Here is a playing insight that I have never read about. Steven Burns introduced me to it (he learned about it in France.)
Clean playing comes as a result of focused a centered focused embouchure: accurately buzzing the desired pitch. Valve changes must be clean. All keys must be practiced (scales, chords, and intervals - at all dynamics and articulations.)
When all these basics are mastered somewhat there remains and advanced topic: It can be called an against the grain pitch change- (the concept is used by trombonists all the time.)
"With the grain" would be moving to shorter tubing while going higher C# (1,2,3) to G (0). This type of interval does not present undue problems - just hear it and play it, with normal clean fingerings.
"Against the grain" would be "low" C (0) to C# (!,2,3). Going from the open horn to the longest amount of tubing available. Even when the fingerings are clean, accurate, and fast - a turbulence is created by the lengthening of the air path through the horn. Common problems occur in the trill between third space C and the D above it (0 - 1), as in the Carnival of Venice, first Variation.

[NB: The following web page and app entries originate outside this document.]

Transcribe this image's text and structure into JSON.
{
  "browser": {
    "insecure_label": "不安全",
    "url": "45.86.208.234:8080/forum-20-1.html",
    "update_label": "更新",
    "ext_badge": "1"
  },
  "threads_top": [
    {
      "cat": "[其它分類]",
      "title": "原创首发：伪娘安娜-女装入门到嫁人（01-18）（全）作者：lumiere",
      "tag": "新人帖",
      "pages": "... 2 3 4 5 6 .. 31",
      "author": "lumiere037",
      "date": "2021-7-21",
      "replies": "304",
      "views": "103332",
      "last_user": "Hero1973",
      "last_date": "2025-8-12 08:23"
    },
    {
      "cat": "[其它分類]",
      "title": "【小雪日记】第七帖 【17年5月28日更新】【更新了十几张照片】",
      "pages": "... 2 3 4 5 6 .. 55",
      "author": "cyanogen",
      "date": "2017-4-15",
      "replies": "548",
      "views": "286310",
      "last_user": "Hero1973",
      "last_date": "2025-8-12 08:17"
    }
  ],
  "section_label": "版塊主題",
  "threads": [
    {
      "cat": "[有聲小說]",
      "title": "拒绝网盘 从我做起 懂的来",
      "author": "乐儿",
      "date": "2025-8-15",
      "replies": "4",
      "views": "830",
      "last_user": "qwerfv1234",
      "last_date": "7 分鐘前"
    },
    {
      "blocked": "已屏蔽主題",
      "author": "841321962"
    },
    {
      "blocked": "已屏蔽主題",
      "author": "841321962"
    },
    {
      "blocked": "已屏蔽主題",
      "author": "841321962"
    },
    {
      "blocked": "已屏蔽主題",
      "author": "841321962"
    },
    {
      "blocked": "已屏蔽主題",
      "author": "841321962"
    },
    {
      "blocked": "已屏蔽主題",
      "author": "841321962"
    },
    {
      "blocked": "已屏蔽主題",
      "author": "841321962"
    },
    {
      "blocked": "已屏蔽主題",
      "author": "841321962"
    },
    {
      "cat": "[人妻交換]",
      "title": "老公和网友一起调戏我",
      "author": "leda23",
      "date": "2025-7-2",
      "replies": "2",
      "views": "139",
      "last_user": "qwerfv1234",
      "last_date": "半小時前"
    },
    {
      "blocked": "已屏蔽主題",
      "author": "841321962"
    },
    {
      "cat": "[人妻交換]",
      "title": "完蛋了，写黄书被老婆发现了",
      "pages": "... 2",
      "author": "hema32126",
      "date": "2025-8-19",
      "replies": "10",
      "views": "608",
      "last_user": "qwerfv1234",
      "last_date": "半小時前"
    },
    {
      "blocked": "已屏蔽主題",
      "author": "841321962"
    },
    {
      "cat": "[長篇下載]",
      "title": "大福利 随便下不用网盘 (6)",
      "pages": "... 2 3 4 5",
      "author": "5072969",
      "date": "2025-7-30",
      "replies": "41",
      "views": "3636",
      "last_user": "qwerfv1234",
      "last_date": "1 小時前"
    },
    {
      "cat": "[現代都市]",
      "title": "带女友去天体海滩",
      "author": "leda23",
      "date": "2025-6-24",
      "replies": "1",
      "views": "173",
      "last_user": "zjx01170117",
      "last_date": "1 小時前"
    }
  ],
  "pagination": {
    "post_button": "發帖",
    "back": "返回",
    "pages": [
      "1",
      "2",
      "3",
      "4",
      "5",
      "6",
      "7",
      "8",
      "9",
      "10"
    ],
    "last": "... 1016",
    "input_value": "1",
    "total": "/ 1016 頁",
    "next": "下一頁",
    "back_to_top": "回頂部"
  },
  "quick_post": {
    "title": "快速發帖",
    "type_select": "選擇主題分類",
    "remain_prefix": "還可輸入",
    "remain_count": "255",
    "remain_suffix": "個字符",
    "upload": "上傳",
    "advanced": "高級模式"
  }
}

This against the grain phenomenon occurs frequently - (C - D) (C - E) (C- F) ... (D -Eb) ... (F# -G#). They happen in every scale.

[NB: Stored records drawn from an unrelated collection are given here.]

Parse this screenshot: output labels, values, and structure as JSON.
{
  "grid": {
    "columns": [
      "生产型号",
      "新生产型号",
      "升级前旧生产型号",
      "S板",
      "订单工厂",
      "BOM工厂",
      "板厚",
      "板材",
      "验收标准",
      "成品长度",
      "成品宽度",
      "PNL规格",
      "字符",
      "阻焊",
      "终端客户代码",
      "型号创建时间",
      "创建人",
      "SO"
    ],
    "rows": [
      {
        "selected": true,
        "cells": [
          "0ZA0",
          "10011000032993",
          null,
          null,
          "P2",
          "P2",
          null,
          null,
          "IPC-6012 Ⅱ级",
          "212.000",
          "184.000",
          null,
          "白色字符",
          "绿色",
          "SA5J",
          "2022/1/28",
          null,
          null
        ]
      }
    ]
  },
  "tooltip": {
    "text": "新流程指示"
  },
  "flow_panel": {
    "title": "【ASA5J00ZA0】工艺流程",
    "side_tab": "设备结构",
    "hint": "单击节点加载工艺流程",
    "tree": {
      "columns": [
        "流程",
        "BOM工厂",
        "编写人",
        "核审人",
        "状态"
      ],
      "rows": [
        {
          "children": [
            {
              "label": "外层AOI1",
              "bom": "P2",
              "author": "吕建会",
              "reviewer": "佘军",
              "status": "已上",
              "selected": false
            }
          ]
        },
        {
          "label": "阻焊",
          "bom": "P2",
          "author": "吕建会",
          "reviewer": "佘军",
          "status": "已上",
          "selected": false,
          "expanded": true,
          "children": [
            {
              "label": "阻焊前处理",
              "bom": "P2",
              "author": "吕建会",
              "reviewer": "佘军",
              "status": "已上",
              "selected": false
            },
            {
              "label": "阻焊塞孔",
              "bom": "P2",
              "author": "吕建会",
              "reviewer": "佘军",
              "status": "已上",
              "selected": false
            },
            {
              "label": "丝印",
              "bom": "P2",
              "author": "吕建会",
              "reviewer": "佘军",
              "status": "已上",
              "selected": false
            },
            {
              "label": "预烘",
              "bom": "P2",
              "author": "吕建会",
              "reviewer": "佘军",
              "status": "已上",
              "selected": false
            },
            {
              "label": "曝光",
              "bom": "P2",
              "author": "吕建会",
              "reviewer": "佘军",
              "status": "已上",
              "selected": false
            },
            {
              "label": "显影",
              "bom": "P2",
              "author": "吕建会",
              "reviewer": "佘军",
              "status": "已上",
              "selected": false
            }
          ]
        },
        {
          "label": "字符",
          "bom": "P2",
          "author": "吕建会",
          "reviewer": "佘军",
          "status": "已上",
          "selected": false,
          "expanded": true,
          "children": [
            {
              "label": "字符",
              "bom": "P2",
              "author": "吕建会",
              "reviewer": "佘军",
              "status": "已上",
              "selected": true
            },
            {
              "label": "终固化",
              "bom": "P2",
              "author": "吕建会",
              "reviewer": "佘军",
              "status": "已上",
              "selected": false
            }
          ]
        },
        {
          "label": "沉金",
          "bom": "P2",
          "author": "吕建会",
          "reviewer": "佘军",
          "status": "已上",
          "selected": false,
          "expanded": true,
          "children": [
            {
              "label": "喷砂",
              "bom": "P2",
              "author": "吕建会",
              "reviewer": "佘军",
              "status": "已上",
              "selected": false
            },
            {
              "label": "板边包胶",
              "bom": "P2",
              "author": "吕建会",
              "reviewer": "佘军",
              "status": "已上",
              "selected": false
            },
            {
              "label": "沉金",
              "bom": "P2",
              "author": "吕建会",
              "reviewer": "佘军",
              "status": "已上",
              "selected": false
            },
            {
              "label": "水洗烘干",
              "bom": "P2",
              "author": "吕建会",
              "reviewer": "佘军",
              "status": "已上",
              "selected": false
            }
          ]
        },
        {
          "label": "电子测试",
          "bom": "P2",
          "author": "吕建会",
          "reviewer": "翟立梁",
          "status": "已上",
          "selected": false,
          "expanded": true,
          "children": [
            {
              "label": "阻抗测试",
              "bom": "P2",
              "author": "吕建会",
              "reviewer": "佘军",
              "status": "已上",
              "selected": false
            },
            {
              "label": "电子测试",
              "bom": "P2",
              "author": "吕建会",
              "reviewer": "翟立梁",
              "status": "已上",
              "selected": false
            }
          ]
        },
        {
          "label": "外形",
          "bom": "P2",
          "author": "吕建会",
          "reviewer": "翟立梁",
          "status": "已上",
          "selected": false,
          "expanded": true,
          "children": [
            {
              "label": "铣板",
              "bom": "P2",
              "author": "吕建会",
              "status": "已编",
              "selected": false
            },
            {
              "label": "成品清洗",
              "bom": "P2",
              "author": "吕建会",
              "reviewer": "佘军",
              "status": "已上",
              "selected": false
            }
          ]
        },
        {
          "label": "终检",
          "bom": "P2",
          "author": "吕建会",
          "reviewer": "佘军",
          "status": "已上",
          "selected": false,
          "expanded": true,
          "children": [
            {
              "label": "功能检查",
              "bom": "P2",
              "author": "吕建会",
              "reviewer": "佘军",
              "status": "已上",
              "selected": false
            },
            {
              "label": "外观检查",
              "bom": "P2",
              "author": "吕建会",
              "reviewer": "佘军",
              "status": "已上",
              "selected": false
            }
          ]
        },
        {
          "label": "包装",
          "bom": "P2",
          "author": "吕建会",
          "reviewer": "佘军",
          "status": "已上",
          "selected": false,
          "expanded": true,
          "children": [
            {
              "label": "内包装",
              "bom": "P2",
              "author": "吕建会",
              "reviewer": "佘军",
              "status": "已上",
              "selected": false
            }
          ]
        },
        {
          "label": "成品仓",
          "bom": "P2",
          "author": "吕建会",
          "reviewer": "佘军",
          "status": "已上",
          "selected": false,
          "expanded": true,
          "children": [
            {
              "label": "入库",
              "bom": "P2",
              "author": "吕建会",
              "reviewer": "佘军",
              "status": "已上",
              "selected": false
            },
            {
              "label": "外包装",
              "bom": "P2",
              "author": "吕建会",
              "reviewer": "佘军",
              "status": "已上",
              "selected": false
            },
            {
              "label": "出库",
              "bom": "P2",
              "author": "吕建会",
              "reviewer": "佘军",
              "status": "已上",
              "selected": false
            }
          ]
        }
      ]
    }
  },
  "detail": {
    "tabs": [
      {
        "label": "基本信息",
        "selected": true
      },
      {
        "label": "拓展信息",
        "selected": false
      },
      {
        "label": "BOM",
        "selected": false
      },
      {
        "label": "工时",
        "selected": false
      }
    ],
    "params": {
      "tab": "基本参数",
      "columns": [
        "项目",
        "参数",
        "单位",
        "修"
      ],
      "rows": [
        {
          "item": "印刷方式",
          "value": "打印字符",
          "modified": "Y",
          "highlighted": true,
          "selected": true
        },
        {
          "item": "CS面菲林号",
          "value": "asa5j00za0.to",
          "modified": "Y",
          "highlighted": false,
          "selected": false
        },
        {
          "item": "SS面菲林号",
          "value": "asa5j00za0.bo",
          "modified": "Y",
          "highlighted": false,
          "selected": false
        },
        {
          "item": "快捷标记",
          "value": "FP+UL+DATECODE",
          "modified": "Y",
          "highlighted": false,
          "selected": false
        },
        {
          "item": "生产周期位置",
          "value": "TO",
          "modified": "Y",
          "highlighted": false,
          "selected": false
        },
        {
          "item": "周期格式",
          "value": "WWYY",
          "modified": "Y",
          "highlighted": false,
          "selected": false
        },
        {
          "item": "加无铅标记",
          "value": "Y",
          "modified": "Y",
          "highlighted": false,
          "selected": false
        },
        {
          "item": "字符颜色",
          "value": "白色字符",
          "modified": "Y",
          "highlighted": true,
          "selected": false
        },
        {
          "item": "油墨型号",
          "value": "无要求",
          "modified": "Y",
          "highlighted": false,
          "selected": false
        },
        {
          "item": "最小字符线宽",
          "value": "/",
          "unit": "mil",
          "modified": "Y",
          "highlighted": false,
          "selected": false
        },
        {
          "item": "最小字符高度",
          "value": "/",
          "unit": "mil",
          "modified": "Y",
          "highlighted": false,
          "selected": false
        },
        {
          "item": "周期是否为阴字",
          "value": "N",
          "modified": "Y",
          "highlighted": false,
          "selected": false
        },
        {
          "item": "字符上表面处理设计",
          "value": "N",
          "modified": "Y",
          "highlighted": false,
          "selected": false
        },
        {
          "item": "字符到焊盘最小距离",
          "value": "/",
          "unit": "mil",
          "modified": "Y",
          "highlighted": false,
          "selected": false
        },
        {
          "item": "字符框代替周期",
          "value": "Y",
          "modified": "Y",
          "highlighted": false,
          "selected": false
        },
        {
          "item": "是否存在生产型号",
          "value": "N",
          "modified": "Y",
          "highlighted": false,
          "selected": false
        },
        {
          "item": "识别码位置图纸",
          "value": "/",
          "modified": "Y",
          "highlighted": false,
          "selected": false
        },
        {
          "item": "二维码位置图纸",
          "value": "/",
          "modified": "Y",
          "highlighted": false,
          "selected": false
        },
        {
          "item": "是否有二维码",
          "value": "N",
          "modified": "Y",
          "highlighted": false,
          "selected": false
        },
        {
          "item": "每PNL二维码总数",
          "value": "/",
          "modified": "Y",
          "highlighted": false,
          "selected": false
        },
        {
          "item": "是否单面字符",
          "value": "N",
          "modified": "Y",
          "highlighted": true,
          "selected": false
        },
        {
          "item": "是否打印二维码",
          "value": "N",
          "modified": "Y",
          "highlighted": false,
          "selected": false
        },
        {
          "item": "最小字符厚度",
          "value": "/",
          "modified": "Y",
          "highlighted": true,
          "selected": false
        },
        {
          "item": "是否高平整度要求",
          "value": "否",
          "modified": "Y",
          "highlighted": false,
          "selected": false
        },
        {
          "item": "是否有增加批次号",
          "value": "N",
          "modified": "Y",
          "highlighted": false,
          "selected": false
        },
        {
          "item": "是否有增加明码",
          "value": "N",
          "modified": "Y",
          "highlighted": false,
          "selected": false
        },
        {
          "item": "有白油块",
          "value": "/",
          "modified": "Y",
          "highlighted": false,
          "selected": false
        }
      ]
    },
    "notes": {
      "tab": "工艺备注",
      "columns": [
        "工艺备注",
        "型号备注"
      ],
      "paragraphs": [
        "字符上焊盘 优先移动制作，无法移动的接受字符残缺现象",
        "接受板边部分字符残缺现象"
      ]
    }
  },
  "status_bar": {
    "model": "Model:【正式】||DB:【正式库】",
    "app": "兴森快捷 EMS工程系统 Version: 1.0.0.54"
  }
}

Once made aware of this, the player will notice this every time it happens. It tends to harm lyrical passages in most players performance. It is where the unwanted noise crops up - when nothing wrong has been done - and the mastery of this is what separates the Maurice Andres from the mass of players - who are unaware of it most of the time.
The solution to this is to practice slow trills on every instance of this. Play your circle of fifths, trilling every across the grain slur. Do now move on until it is clean and clear. It can be done, and is a matter of air and embouchure coordination.
Have you ever experimented with this?